Now the sons of [the priest] Eli were corrupt; they did not know the Lord” (1 Samuel 2: 12).

In the context of the Catholic Church sex scandal, it is not unusual to read that celibacy is the root cause of child molestation by priests; that, if only the church would move forward into the modern world and abandon this bizarre requirement of its clergy, instances of child molestation by priests would vanish overnight.

This is in error. It puts the blame for the heinous crime of child sexual abuse on an “outmoded” system of belief, rather than on the shoulders of pederasts, where it rightly belongs.

The vow of celibacy taken by Catholic priests is akin to the vow of fidelity in marriage. There are those who would argue fidelity, too, is a lost cause, a pointless exercise in the face of an overwhelming evolutionary mandate. I am not among them.

The commitment to celibacy is a symbol of the commitment to hold oneself apart from the world, to save our highest and best for God alone [1].

In direct opposition to this, child molestation is, at heart, the abuse of power; an ultimate act of selfishness without regard for the negative impact to victims, in fact, the “sweeter” to the predator because of that impact.

Sex with children is “real” sex. It constitutes a violation of the vow of celibacy, rather than an exception to it. It is certainly a betrayal of the pastoral function.

Grown men and women, whatever their profession or calling, do NOT have sex with children.

[1] Not all would agree that this is necessary. Protestant ministers of various denominations follow a different model.

Leave a comment

Filed under Abuse of Power, Child Abuse, Christianity, Justice, Religion, Sexual Abuse

Leave a Reply

Fill in your details below or click an icon to log in: Logo

You are commenting using your account. Log Out /  Change )

Twitter picture

You are commenting using your Twitter account. Log Out /  Change )

Facebook photo

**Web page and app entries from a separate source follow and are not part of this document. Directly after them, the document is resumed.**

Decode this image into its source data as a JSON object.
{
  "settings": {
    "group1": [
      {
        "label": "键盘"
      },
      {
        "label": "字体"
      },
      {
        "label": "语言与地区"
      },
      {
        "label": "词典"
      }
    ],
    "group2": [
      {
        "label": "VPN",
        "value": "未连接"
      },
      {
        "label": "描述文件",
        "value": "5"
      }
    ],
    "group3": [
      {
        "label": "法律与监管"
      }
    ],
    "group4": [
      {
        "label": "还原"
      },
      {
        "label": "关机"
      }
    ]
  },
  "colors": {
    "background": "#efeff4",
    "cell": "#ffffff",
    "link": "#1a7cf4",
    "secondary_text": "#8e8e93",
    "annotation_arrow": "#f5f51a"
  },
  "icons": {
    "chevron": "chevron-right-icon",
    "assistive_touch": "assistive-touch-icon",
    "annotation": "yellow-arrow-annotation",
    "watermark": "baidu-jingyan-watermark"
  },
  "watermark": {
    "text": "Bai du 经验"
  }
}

You are commenting using your Facebook account. Log Out /  Change )

Connecting to %s

This site uses Akismet to reduce spam. Learn how your comment data is processed.